Available records:
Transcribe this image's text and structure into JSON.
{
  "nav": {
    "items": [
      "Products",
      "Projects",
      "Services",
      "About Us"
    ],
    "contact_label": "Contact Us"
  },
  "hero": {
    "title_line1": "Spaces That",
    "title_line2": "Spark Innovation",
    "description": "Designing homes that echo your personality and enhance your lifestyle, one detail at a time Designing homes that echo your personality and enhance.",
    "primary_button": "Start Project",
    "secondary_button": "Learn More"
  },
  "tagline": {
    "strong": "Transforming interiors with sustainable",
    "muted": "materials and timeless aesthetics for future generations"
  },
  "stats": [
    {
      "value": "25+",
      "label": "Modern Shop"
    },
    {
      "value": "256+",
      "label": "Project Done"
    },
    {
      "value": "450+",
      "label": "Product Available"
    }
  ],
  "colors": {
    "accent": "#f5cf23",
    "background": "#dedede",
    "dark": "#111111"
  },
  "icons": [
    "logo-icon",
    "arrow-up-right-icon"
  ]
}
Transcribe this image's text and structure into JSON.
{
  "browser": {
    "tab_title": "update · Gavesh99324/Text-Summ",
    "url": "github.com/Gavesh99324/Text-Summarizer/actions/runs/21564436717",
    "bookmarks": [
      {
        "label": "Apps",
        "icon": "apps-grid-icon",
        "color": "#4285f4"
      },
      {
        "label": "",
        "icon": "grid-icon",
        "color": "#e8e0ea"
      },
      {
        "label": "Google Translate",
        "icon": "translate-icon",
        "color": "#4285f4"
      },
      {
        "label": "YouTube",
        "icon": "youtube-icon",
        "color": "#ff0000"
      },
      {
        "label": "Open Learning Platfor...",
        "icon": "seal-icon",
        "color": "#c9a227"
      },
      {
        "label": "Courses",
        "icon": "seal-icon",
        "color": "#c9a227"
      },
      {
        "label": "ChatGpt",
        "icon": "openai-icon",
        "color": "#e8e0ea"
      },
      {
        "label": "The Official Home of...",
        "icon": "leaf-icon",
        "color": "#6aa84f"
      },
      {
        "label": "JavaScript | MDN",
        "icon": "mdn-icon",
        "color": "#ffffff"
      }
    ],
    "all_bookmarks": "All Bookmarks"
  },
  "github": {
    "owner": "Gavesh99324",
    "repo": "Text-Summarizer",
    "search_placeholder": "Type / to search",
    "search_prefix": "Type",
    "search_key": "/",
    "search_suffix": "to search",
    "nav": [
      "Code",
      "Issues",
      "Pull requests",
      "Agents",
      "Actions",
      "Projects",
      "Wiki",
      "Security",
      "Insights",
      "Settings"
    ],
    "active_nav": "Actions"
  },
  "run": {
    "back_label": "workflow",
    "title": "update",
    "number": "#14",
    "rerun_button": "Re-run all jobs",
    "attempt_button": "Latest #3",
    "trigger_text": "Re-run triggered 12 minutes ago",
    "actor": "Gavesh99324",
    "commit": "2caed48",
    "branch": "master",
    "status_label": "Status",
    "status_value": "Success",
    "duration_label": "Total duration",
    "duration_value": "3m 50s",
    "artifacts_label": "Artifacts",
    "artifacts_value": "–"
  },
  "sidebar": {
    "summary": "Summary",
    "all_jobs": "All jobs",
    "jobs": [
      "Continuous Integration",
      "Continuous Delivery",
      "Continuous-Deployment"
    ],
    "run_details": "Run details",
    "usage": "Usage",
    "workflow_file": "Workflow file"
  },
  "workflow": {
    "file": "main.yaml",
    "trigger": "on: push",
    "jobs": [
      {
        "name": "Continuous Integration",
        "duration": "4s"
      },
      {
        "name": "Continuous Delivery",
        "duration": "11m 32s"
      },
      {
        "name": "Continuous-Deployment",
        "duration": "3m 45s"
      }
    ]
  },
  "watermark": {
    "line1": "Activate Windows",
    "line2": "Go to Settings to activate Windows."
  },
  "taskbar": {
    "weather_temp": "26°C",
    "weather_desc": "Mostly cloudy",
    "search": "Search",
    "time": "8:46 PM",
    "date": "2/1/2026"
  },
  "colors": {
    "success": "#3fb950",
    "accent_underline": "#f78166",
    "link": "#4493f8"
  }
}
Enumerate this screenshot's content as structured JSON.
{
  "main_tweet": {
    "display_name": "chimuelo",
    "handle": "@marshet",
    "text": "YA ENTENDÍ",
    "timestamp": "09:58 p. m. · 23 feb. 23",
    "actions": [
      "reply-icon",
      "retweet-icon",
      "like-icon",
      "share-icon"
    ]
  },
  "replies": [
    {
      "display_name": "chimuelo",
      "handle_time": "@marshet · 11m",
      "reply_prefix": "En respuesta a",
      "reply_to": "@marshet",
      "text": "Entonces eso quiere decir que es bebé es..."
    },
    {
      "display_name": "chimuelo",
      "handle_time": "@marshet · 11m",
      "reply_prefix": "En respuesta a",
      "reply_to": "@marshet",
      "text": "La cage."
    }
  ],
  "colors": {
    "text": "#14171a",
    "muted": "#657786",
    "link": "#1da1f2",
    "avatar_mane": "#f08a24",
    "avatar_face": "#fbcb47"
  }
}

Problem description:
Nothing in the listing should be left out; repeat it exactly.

Solution to the problem:
Transcribe this image's text and structure into JSON.
{
  "nav": {
    "items": [
      "Products",
      "Projects",
      "Services",
      "About Us"
    ],
    "contact_label": "Contact Us"
  },
  "hero": {
    "title_line1": "Spaces That",
    "title_line2": "Spark Innovation",
    "description": "Designing homes that echo your personality and enhance your lifestyle, one detail at a time Designing homes that echo your personality and enhance.",
    "primary_button": "Start Project",
    "secondary_button": "Learn More"
  },
  "tagline": {
    "strong": "Transforming interiors with sustainable",
    "muted": "materials and timeless aesthetics for future generations"
  },
  "stats": [
    {
      "value": "25+",
      "label": "Modern Shop"
    },
    {
      "value": "256+",
      "label": "Project Done"
    },
    {
      "value": "450+",
      "label": "Product Available"
    }
  ],
  "colors": {
    "accent": "#f5cf23",
    "background": "#dedede",
    "dark": "#111111"
  },
  "icons": [
    "logo-icon",
    "arrow-up-right-icon"
  ]
}
Transcribe this image's text and structure into JSON.
{
  "browser": {
    "tab_title": "update · Gavesh99324/Text-Summ",
    "url": "github.com/Gavesh99324/Text-Summarizer/actions/runs/21564436717",
    "bookmarks": [
      {
        "label": "Apps",
        "icon": "apps-grid-icon",
        "color": "#4285f4"
      },
      {
        "label": "",
        "icon": "grid-icon",
        "color": "#e8e0ea"
      },
      {
        "label": "Google Translate",
        "icon": "translate-icon",
        "color": "#4285f4"
      },
      {
        "label": "YouTube",
        "icon": "youtube-icon",
        "color": "#ff0000"
      },
      {
        "label": "Open Learning Platfor...",
        "icon": "seal-icon",
        "color": "#c9a227"
      },
      {
        "label": "Courses",
        "icon": "seal-icon",
        "color": "#c9a227"
      },
      {
        "label": "ChatGpt",
        "icon": "openai-icon",
        "color": "#e8e0ea"
      },
      {
        "label": "The Official Home of...",
        "icon": "leaf-icon",
        "color": "#6aa84f"
      },
      {
        "label": "JavaScript | MDN",
        "icon": "mdn-icon",
        "color": "#ffffff"
      }
    ],
    "all_bookmarks": "All Bookmarks"
  },
  "github": {
    "owner": "Gavesh99324",
    "repo": "Text-Summarizer",
    "search_placeholder": "Type / to search",
    "search_prefix": "Type",
    "search_key": "/",
    "search_suffix": "to search",
    "nav": [
      "Code",
      "Issues",
      "Pull requests",
      "Agents",
      "Actions",
      "Projects",
      "Wiki",
      "Security",
      "Insights",
      "Settings"
    ],
    "active_nav": "Actions"
  },
  "run": {
    "back_label": "workflow",
    "title": "update",
    "number": "#14",
    "rerun_button": "Re-run all jobs",
    "attempt_button": "Latest #3",
    "trigger_text": "Re-run triggered 12 minutes ago",
    "actor": "Gavesh99324",
    "commit": "2caed48",
    "branch": "master",
    "status_label": "Status",
    "status_value": "Success",
    "duration_label": "Total duration",
    "duration_value": "3m 50s",
    "artifacts_label": "Artifacts",
    "artifacts_value": "–"
  },
  "sidebar": {
    "summary": "Summary",
    "all_jobs": "All jobs",
    "jobs": [
      "Continuous Integration",
      "Continuous Delivery",
      "Continuous-Deployment"
    ],
    "run_details": "Run details",
    "usage": "Usage",
    "workflow_file": "Workflow file"
  },
  "workflow": {
    "file": "main.yaml",
    "trigger": "on: push",
    "jobs": [
      {
        "name": "Continuous Integration",
        "duration": "4s"
      },
      {
        "name": "Continuous Delivery",
        "duration": "11m 32s"
      },
      {
        "name": "Continuous-Deployment",
        "duration": "3m 45s"
      }
    ]
  },
  "watermark": {
    "line1": "Activate Windows",
    "line2": "Go to Settings to activate Windows."
  },
  "taskbar": {
    "weather_temp": "26°C",
    "weather_desc": "Mostly cloudy",
    "search": "Search",
    "time": "8:46 PM",
    "date": "2/1/2026"
  },
  "colors": {
    "success": "#3fb950",
    "accent_underline": "#f78166",
    "link": "#4493f8"
  }
}
Enumerate this screenshot's content as structured JSON.
{
  "main_tweet": {
    "display_name": "chimuelo",
    "handle": "@marshet",
    "text": "YA ENTENDÍ",
    "timestamp": "09:58 p. m. · 23 feb. 23",
    "actions": [
      "reply-icon",
      "retweet-icon",
      "like-icon",
      "share-icon"
    ]
  },
  "replies": [
    {
      "display_name": "chimuelo",
      "handle_time": "@marshet · 11m",
      "reply_prefix": "En respuesta a",
      "reply_to": "@marshet",
      "text": "Entonces eso quiere decir que es bebé es..."
    },
    {
      "display_name": "chimuelo",
      "handle_time": "@marshet · 11m",
      "reply_prefix": "En respuesta a",
      "reply_to": "@marshet",
      "text": "La cage."
    }
  ],
  "colors": {
    "text": "#14171a",
    "muted": "#657786",
    "link": "#1da1f2",
    "avatar_mane": "#f08a24",
    "avatar_face": "#fbcb47"
  }
}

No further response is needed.